Fire sprinklers are an added layer of protection to smoke alarms. They help contain a fire to reduce the risk of fatalities, injuries and damage, as well as the risk of the spread of fire in built up cities and towns. Residential fire sprinklers suppress fires and complement the early warning capabilities of smoke alarms and other required fire suppression and containment measures.
Why do my smoke alarms need to be interconnected? What does it mean?
The interconnection of multiple alarms ensures that if one alarm detects smoke, all alarms will activate to sound the warning. Alarms can be interconnected by wires in the ceiling space or by wireless interconnection.
As an owner of a leased property is it mandatory for me to install multi- room interconnected smoke alarms?
Landlords are responsible for ensuring that leased residences meet the minimum requirements of having at least one working smoke alarm installed on every level of your home. Landlords have the right of access to rented premises to fit smoke alarms after giving the tenant at least two days’ notice.
Where a smoke alarm is of the type that has a replaceable battery, it is recommended that the landlord put a new battery in at the commencement of a tenancy.
After the tenancy begins, the tenant is responsible for replacing the battery if needed. If the tenant is physically unable to change the battery the tenant is required to notify the landlord as soon as practicable. FRNSW can also assist elderly tenants or those physically unable to change a smoke detector battery.
What are the different types of smoke alarms you can install?
There are two types of smoke alarms typically found in Australian homes - photoelectric and ionisation. Both meet the required Australian Standard AS3786.
Any working smoke alarm is better than no smoke alarm.
Which type of smoke alarm is better?

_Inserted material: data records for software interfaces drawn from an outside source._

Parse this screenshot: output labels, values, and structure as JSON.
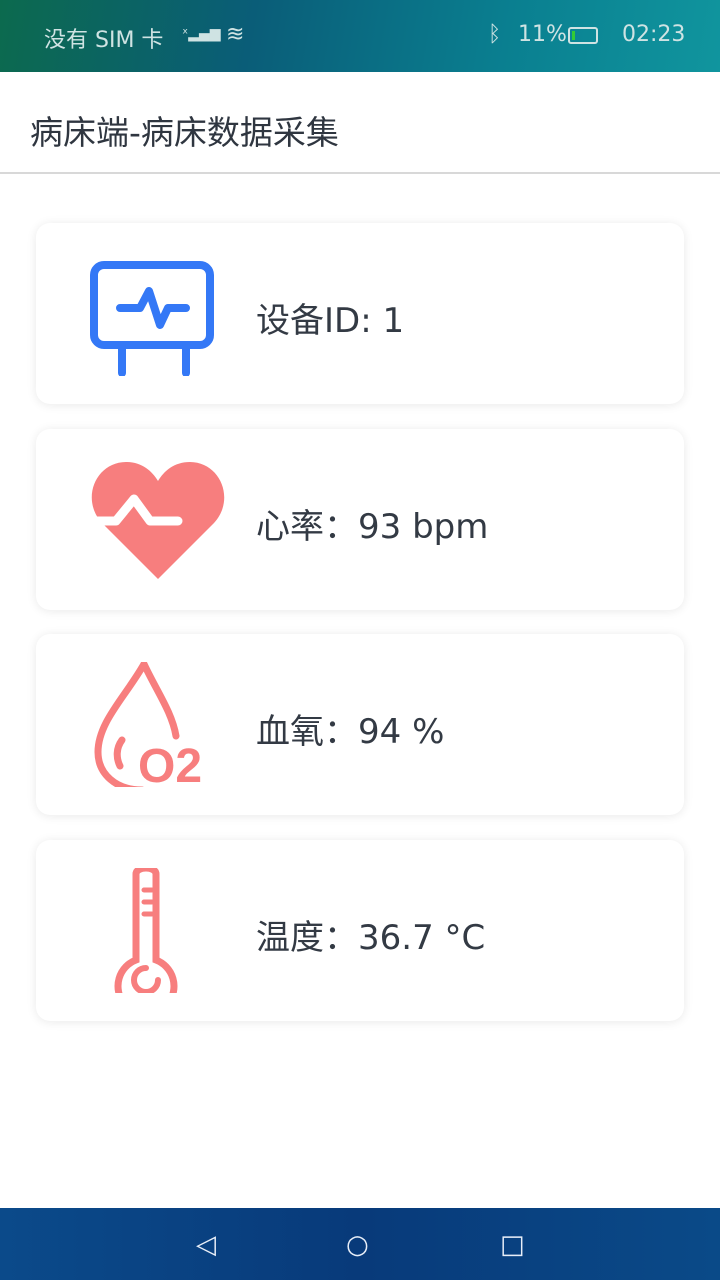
{
  "status_bar": {
    "carrier": "没有 SIM 卡",
    "battery": "11%",
    "time": "02:23"
  },
  "app_bar": {
    "title": "病床端-病床数据采集"
  },
  "cards": [
    {
      "icon": "monitor-icon",
      "label": "设备ID:  1"
    },
    {
      "icon": "heart-rate-icon",
      "label": "心率：93 bpm"
    },
    {
      "icon": "blood-oxygen-icon",
      "label": "血氧：94 %"
    },
    {
      "icon": "thermometer-icon",
      "label": "温度：36.7 °C"
    }
  ],
  "colors": {
    "blue": "#3478f6",
    "red": "#f77e7e"
  }
}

The latest research has found that there is not one clear type of alarm technology that performs better in all situations. The critical factor in the effectiveness of smoke alarms is not a specific sensor technology but rather the number of alarms used, their location and the interconnection between units. The interconnection of multiple alarms ensures that if one alarm detects smoke, all alarms will activate to sound the warning.
How can I tell which type of smoke alarm I have installed?
Alarms are typically labelled ionised or photoelectric on the back. If these labels are not visible, ionised alarms will have a small yellow “radioactive” symbol on the unit.